Expressing creativity doesn’t have to look like the work in a fine art gallery to be beneficial for us either. Crafting hobbies of all kinds — knitting, quilting, sewing, drawing, photography, woodworking, gardening, even some creative DIY activities can increase dopamine levels, improving our overall sense of wellbeing. Craft activities can embody the concept of mindfulness too. As your concentration becomes focussed on the task and you become immersed in making, your mind is able to break away from distracting thoughts. This creates a meditative state that may act to lower stress levels and enhance mental clarity.
Go to museums and exhibitions
The burgeoning field of arts and health is reporting findings that we can benefit enormously from visiting museums, galleries and community exhibitions such as Army Art. Museums and galleries are uniquely well placed to promote and inspire creativity. They are rich in an intriguing array of creative expression and invite personal interpretation in a self-directed and reflective manner.

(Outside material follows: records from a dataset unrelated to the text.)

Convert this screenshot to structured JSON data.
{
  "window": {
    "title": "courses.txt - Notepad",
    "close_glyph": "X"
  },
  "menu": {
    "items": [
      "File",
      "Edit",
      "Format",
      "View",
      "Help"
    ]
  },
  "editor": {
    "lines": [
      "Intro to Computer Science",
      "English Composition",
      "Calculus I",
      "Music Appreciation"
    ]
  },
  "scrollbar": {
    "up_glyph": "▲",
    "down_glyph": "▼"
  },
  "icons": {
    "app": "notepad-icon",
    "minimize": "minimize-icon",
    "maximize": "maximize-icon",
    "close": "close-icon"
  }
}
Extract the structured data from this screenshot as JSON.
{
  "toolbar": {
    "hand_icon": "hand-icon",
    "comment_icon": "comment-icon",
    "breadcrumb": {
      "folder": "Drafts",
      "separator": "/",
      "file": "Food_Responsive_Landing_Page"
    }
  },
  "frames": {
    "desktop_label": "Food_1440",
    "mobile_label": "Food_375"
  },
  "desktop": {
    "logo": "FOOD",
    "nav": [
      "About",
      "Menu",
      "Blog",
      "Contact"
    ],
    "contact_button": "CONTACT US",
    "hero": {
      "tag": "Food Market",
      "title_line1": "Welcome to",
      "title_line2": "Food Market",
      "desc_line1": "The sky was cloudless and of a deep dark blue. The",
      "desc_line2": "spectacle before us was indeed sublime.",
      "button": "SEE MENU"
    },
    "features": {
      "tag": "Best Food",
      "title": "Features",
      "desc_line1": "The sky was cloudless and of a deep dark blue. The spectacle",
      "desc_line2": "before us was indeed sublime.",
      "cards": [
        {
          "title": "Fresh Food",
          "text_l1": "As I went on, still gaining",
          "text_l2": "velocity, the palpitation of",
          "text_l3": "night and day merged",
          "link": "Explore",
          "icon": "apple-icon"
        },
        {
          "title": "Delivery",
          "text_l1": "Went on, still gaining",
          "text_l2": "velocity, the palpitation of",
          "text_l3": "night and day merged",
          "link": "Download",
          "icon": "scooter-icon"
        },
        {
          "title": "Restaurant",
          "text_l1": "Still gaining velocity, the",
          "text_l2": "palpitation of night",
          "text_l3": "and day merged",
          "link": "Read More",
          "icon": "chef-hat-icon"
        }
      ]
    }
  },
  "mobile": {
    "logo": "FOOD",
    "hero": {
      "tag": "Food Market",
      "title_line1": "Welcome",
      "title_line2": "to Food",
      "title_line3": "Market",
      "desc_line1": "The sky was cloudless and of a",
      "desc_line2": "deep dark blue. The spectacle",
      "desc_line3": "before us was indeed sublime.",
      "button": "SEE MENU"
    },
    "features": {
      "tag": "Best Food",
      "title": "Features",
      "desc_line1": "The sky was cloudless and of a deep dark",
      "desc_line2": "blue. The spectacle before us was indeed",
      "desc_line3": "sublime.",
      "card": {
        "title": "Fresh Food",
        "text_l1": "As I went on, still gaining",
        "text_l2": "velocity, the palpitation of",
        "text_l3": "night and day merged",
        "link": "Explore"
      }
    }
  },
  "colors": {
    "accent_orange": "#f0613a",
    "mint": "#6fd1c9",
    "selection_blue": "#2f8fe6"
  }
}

But if figuring out what you are looking at and feeling about it isn't working for you, museums and galleries are staffed by people with a passion for the arts and incredible knowledge, many offer informative engagement tours. Plus they are rarely time bound – you can spend 5 minutes or 50 in front of your favourite exhibit, and with many free to enter they are wonderfully accessible.
Join a local art group
Making art doesn’t have to be something you do all on your own either. Joining a local group can provide access to facilities that are cost prohibitive to have at home, such as pottery wheels and kilns, and space to create large scale sculptures and 3D work. They are also a great place for social connection and to expand your network of people with whom you can share skills, knowledge and laughs. If you decide to take the next step and share your work through exhibition, community art groups can provide the opportunity to make that happen.
Still feeling like your creativity is stuck and needs something extra to truly unleash it? How about trying some art therapy sessions. While it’s important to remember that art therapy isn’t the same as taking an art class. It is a process we can engage with to help us overcome creative 'stuckness'. An art therapist or creative counsellor can guide you to look at creative blocks as a growth process and assist you to reframe your self-belief about your own creativity. As the illustrator Mike McQuade said about creative blocks,
"I'm not running out of ideas, just trying to push myself into better ones."
Here’s to a healthy, creative 2019.
This video Can Art Be Medicine? shares some wonderful stories of art and creative self-expression being used to really improve people’s wellbeing.